==== DATA SHOWN ====

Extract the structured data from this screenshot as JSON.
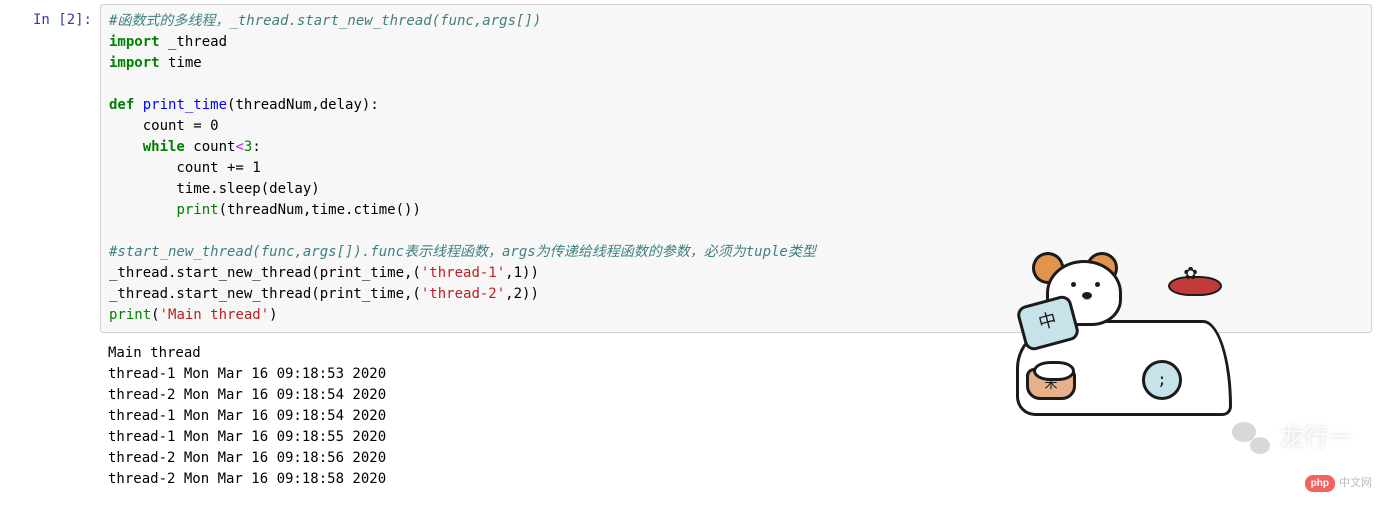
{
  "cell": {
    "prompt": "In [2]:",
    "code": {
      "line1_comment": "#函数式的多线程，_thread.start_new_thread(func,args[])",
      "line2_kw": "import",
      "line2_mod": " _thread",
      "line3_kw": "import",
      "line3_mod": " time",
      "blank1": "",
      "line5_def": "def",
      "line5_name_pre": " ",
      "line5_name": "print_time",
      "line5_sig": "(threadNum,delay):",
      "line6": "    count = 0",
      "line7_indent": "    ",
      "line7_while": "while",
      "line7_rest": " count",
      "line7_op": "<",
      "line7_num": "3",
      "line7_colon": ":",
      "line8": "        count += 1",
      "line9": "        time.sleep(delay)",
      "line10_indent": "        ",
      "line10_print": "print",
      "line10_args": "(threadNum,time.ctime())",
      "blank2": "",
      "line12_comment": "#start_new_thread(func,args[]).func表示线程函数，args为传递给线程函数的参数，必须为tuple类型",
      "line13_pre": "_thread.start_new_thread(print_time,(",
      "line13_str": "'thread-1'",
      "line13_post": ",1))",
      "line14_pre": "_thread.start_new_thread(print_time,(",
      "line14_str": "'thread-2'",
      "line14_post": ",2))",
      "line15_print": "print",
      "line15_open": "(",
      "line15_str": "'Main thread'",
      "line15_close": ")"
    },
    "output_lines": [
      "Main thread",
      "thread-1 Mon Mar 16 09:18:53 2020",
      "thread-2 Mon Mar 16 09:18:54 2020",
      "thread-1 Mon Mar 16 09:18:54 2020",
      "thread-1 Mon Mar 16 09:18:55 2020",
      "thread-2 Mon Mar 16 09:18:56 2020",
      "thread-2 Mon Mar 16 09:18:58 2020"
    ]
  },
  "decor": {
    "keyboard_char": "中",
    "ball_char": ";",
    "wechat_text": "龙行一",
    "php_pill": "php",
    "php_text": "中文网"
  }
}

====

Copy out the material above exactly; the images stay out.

--- THE COMPLETED TASK ---
Extract the structured data from this screenshot as JSON.
{
  "cell": {
    "prompt": "In [2]:",
    "code": {
      "line1_comment": "#函数式的多线程，_thread.start_new_thread(func,args[])",
      "line2_kw": "import",
      "line2_mod": " _thread",
      "line3_kw": "import",
      "line3_mod": " time",
      "blank1": "",
      "line5_def": "def",
      "line5_name_pre": " ",
      "line5_name": "print_time",
      "line5_sig": "(threadNum,delay):",
      "line6": "    count = 0",
      "line7_indent": "    ",
      "line7_while": "while",
      "line7_rest": " count",
      "line7_op": "<",
      "line7_num": "3",
      "line7_colon": ":",
      "line8": "        count += 1",
      "line9": "        time.sleep(delay)",
      "line10_indent": "        ",
      "line10_print": "print",
      "line10_args": "(threadNum,time.ctime())",
      "blank2": "",
      "line12_comment": "#start_new_thread(func,args[]).func表示线程函数，args为传递给线程函数的参数，必须为tuple类型",
      "line13_pre": "_thread.start_new_thread(print_time,(",
      "line13_str": "'thread-1'",
      "line13_post": ",1))",
      "line14_pre": "_thread.start_new_thread(print_time,(",
      "line14_str": "'thread-2'",
      "line14_post": ",2))",
      "line15_print": "print",
      "line15_open": "(",
      "line15_str": "'Main thread'",
      "line15_close": ")"
    },
    "output_lines": [
      "Main thread",
      "thread-1 Mon Mar 16 09:18:53 2020",
      "thread-2 Mon Mar 16 09:18:54 2020",
      "thread-1 Mon Mar 16 09:18:54 2020",
      "thread-1 Mon Mar 16 09:18:55 2020",
      "thread-2 Mon Mar 16 09:18:56 2020",
      "thread-2 Mon Mar 16 09:18:58 2020"
    ]
  },
  "decor": {
    "keyboard_char": "中",
    "ball_char": ";",
    "wechat_text": "龙行一",
    "php_pill": "php",
    "php_text": "中文网"
  }
}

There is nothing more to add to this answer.